▸ Try it:
All entries are to be given again verbatim.

▸ Given records:
▬▬▬

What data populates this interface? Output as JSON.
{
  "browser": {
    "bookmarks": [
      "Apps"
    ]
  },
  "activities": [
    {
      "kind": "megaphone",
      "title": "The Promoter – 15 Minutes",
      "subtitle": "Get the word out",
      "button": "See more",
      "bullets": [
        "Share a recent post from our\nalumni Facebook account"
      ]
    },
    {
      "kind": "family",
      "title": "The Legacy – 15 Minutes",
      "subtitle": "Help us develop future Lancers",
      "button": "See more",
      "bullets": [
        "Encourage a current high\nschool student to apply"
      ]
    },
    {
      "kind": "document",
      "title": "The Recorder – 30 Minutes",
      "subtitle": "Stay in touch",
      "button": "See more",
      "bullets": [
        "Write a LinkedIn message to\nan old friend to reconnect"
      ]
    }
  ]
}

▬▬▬

▸ Exercise answer:
What data populates this interface? Output as JSON.
{
  "browser": {
    "bookmarks": [
      "Apps"
    ]
  },
  "activities": [
    {
      "kind": "megaphone",
      "title": "The Promoter – 15 Minutes",
      "subtitle": "Get the word out",
      "button": "See more",
      "bullets": [
        "Share a recent post from our\nalumni Facebook account"
      ]
    },
    {
      "kind": "family",
      "title": "The Legacy – 15 Minutes",
      "subtitle": "Help us develop future Lancers",
      "button": "See more",
      "bullets": [
        "Encourage a current high\nschool student to apply"
      ]
    },
    {
      "kind": "document",
      "title": "The Recorder – 30 Minutes",
      "subtitle": "Stay in touch",
      "button": "See more",
      "bullets": [
        "Write a LinkedIn message to\nan old friend to reconnect"
      ]
    }
  ]
}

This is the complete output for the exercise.